• WHAT THE TASK REQUIRES
Repeat each entry as written and leave the images out of the copy.

• SOURCE MATERIAL
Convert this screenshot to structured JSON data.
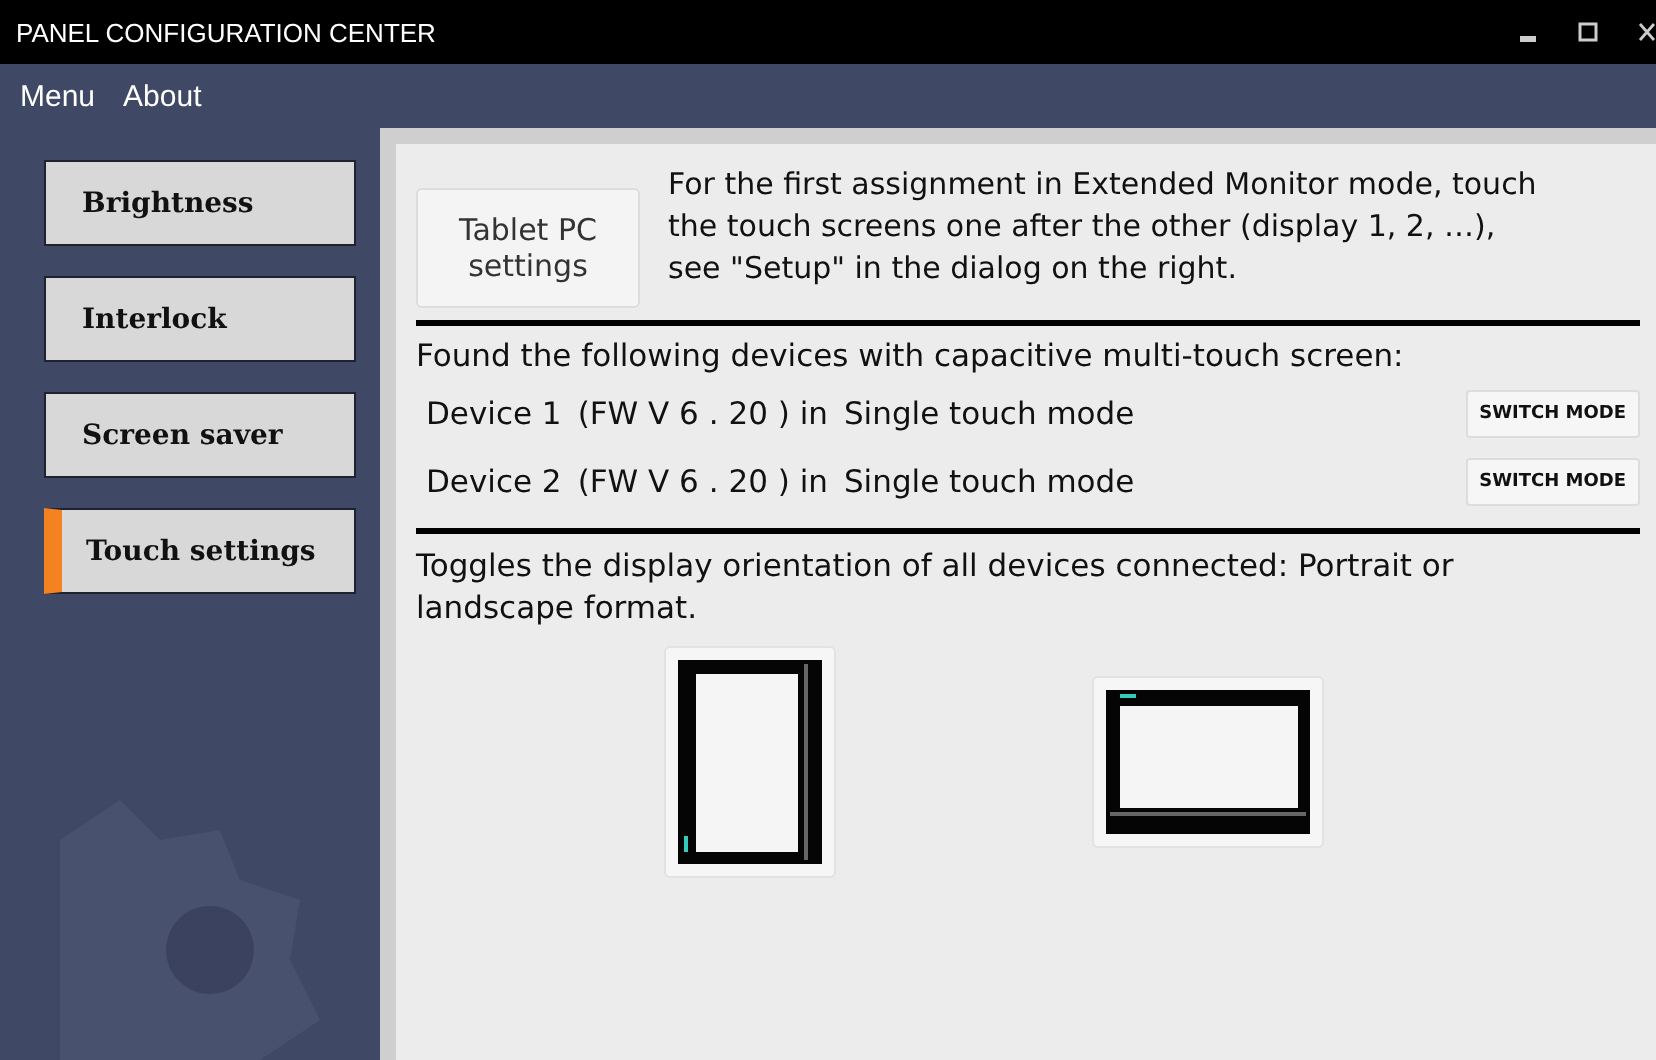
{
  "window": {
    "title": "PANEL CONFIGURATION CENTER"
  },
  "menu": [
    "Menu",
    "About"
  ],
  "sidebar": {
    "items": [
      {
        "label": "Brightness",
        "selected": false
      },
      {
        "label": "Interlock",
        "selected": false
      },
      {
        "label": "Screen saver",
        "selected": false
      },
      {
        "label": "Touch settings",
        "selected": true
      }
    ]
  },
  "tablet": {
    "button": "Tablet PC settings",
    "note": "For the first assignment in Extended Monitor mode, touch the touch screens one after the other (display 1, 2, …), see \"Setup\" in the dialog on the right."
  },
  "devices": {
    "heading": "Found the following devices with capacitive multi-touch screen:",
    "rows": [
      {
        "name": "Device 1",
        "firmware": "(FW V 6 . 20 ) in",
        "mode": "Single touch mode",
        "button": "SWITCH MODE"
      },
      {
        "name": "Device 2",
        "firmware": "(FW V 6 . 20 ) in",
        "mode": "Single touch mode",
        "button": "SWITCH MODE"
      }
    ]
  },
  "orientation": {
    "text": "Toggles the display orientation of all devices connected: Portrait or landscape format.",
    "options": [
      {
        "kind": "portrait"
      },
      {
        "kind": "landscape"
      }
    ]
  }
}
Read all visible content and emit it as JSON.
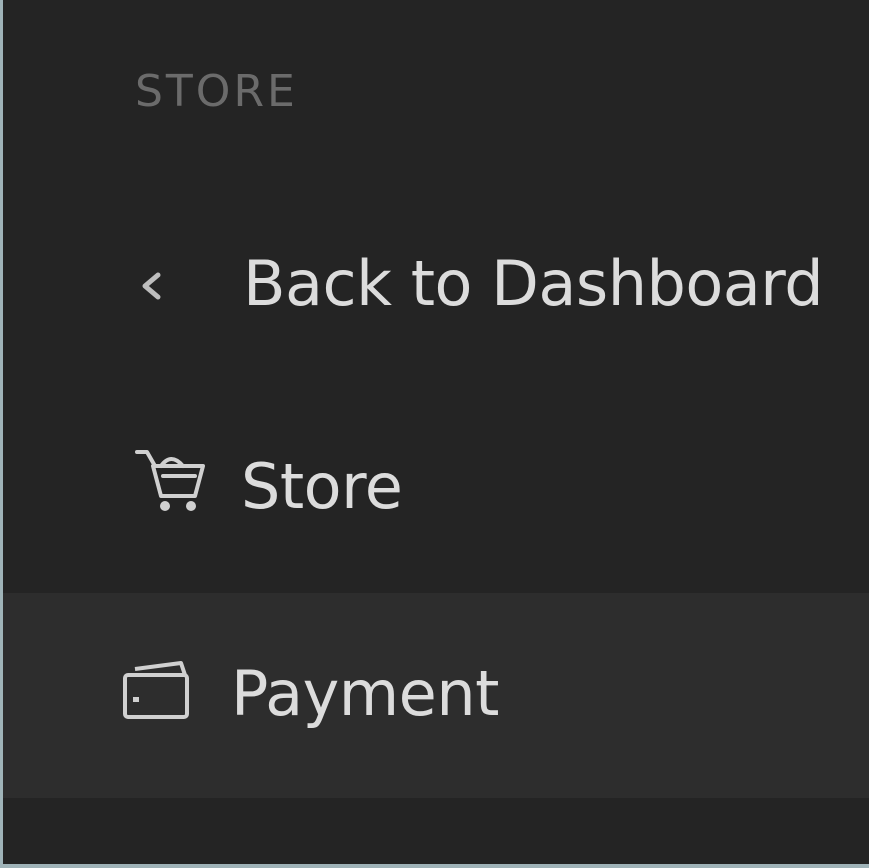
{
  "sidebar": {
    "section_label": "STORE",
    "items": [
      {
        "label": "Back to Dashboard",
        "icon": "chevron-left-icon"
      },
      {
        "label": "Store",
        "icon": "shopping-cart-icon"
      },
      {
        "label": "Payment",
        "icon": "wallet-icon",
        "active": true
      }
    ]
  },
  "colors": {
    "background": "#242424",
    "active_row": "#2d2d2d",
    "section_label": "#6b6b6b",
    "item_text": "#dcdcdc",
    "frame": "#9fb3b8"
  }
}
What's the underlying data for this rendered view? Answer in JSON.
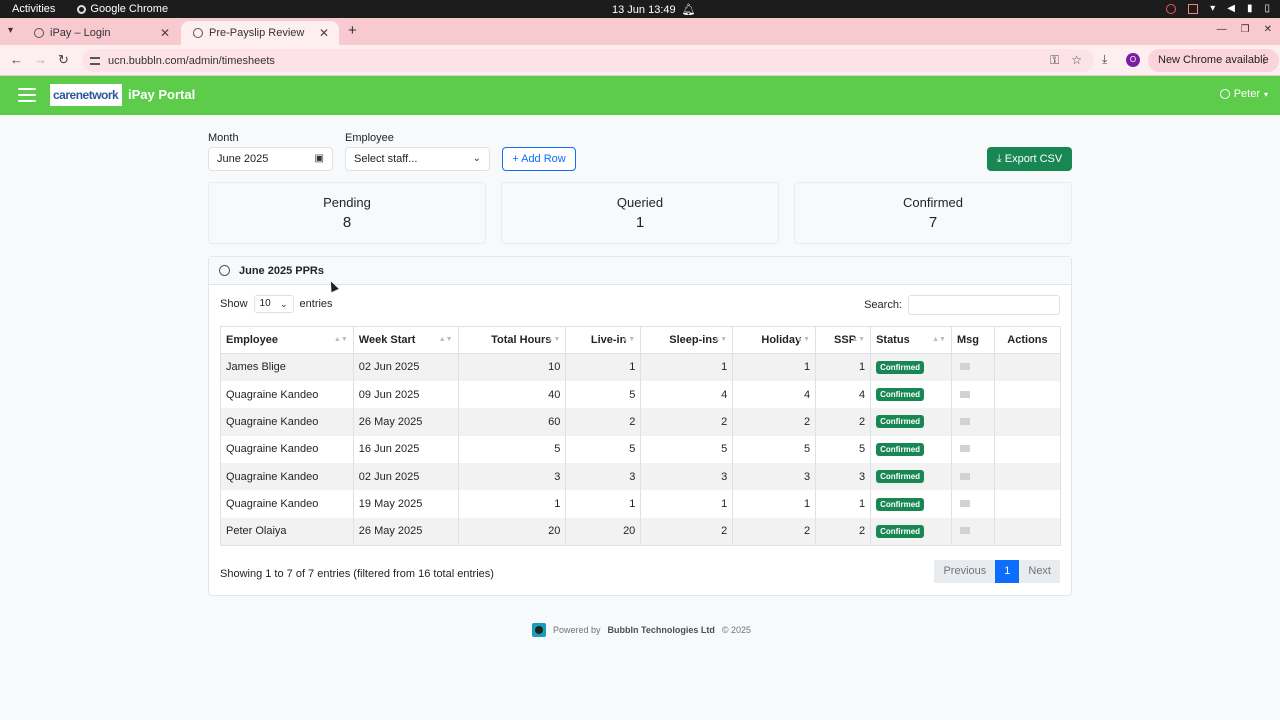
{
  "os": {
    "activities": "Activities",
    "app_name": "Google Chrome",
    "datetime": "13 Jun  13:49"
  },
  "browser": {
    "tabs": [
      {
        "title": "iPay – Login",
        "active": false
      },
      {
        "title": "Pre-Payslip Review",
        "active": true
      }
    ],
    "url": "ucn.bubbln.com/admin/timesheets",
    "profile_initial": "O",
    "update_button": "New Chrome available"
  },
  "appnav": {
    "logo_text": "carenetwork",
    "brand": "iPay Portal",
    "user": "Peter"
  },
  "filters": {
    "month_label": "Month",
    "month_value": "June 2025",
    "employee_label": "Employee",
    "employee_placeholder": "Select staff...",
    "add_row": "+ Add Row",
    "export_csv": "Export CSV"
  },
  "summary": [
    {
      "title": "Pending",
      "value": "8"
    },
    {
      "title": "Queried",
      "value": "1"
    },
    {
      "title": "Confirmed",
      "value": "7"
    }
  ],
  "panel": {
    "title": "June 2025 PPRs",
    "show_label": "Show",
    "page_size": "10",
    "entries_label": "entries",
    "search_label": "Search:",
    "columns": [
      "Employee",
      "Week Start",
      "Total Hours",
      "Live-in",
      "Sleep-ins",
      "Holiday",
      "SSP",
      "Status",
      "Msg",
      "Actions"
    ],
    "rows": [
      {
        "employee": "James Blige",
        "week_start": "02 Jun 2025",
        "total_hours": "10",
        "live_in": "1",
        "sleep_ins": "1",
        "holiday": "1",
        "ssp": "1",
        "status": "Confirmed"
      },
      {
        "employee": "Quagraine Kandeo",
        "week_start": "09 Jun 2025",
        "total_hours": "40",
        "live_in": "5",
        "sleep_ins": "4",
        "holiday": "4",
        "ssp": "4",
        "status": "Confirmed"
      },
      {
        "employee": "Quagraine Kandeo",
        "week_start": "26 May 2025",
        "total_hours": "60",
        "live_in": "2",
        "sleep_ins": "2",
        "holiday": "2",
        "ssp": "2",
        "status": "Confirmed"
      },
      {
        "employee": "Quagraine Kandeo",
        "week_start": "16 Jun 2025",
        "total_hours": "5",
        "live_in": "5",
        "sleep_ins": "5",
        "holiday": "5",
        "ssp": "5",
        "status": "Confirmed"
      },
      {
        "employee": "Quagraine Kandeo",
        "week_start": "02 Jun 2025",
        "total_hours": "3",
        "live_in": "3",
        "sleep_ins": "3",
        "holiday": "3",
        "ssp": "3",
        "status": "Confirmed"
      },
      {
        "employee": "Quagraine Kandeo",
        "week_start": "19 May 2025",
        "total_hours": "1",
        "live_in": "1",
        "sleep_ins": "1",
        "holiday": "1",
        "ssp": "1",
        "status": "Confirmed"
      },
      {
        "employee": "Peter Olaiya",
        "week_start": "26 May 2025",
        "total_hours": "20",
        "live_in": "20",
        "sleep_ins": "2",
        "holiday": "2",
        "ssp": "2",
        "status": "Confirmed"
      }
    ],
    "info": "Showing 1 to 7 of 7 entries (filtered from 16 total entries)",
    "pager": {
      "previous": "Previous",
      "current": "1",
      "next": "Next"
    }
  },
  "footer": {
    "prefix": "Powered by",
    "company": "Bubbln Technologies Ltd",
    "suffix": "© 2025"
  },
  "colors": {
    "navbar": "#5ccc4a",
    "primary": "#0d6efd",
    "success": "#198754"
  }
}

• RESULT OF THE EXERCISE
Convert this screenshot to structured JSON data.
{
  "window": {
    "title": "PANEL CONFIGURATION CENTER"
  },
  "menu": [
    "Menu",
    "About"
  ],
  "sidebar": {
    "items": [
      {
        "label": "Brightness",
        "selected": false
      },
      {
        "label": "Interlock",
        "selected": false
      },
      {
        "label": "Screen saver",
        "selected": false
      },
      {
        "label": "Touch settings",
        "selected": true
      }
    ]
  },
  "tablet": {
    "button": "Tablet PC settings",
    "note": "For the first assignment in Extended Monitor mode, touch the touch screens one after the other (display 1, 2, …), see \"Setup\" in the dialog on the right."
  },
  "devices": {
    "heading": "Found the following devices with capacitive multi-touch screen:",
    "rows": [
      {
        "name": "Device 1",
        "firmware": "(FW V 6 . 20 ) in",
        "mode": "Single touch mode",
        "button": "SWITCH MODE"
      },
      {
        "name": "Device 2",
        "firmware": "(FW V 6 . 20 ) in",
        "mode": "Single touch mode",
        "button": "SWITCH MODE"
      }
    ]
  },
  "orientation": {
    "text": "Toggles the display orientation of all devices connected: Portrait or landscape format.",
    "options": [
      {
        "kind": "portrait"
      },
      {
        "kind": "landscape"
      }
    ]
  }
}
Read all visible content and emit it as JSON.
{
  "sidebar": {
    "section_label": "STORE",
    "items": [
      {
        "label": "Back to Dashboard",
        "icon": "chevron-left-icon"
      },
      {
        "label": "Store",
        "icon": "shopping-cart-icon"
      },
      {
        "label": "Payment",
        "icon": "wallet-icon",
        "active": true
      }
    ]
  },
  "colors": {
    "background": "#242424",
    "active_row": "#2d2d2d",
    "section_label": "#6b6b6b",
    "item_text": "#dcdcdc",
    "frame": "#9fb3b8"
  }
}
What's the underlying data for this rendered view? Answer in JSON.
{
  "os": {
    "activities": "Activities",
    "app_name": "Google Chrome",
    "datetime": "13 Jun  13:49"
  },
  "browser": {
    "tabs": [
      {
        "title": "iPay – Login",
        "active": false
      },
      {
        "title": "Pre-Payslip Review",
        "active": true
      }
    ],
    "url": "ucn.bubbln.com/admin/timesheets",
    "profile_initial": "O",
    "update_button": "New Chrome available"
  },
  "appnav": {
    "logo_text": "carenetwork",
    "brand": "iPay Portal",
    "user": "Peter"
  },
  "filters": {
    "month_label": "Month",
    "month_value": "June 2025",
    "employee_label": "Employee",
    "employee_placeholder": "Select staff...",
    "add_row": "+ Add Row",
    "export_csv": "Export CSV"
  },
  "summary": [
    {
      "title": "Pending",
      "value": "8"
    },
    {
      "title": "Queried",
      "value": "1"
    },
    {
      "title": "Confirmed",
      "value": "7"
    }
  ],
  "panel": {
    "title": "June 2025 PPRs",
    "show_label": "Show",
    "page_size": "10",
    "entries_label": "entries",
    "search_label": "Search:",
    "columns": [
      "Employee",
      "Week Start",
      "Total Hours",
      "Live-in",
      "Sleep-ins",
      "Holiday",
      "SSP",
      "Status",
      "Msg",
      "Actions"
    ],
    "rows": [
      {
        "employee": "James Blige",
        "week_start": "02 Jun 2025",
        "total_hours": "10",
        "live_in": "1",
        "sleep_ins": "1",
        "holiday": "1",
        "ssp": "1",
        "status": "Confirmed"
      },
      {
        "employee": "Quagraine Kandeo",
        "week_start": "09 Jun 2025",
        "total_hours": "40",
        "live_in": "5",
        "sleep_ins": "4",
        "holiday": "4",
        "ssp": "4",
        "status": "Confirmed"
      },
      {
        "employee": "Quagraine Kandeo",
        "week_start": "26 May 2025",
        "total_hours": "60",
        "live_in": "2",
        "sleep_ins": "2",
        "holiday": "2",
        "ssp": "2",
        "status": "Confirmed"
      },
      {
        "employee": "Quagraine Kandeo",
        "week_start": "16 Jun 2025",
        "total_hours": "5",
        "live_in": "5",
        "sleep_ins": "5",
        "holiday": "5",
        "ssp": "5",
        "status": "Confirmed"
      },
      {
        "employee": "Quagraine Kandeo",
        "week_start": "02 Jun 2025",
        "total_hours": "3",
        "live_in": "3",
        "sleep_ins": "3",
        "holiday": "3",
        "ssp": "3",
        "status": "Confirmed"
      },
      {
        "employee": "Quagraine Kandeo",
        "week_start": "19 May 2025",
        "total_hours": "1",
        "live_in": "1",
        "sleep_ins": "1",
        "holiday": "1",
        "ssp": "1",
        "status": "Confirmed"
      },
      {
        "employee": "Peter Olaiya",
        "week_start": "26 May 2025",
        "total_hours": "20",
        "live_in": "20",
        "sleep_ins": "2",
        "holiday": "2",
        "ssp": "2",
        "status": "Confirmed"
      }
    ],
    "info": "Showing 1 to 7 of 7 entries (filtered from 16 total entries)",
    "pager": {
      "previous": "Previous",
      "current": "1",
      "next": "Next"
    }
  },
  "footer": {
    "prefix": "Powered by",
    "company": "Bubbln Technologies Ltd",
    "suffix": "© 2025"
  },
  "colors": {
    "navbar": "#5ccc4a",
    "primary": "#0d6efd",
    "success": "#198754"
  }
}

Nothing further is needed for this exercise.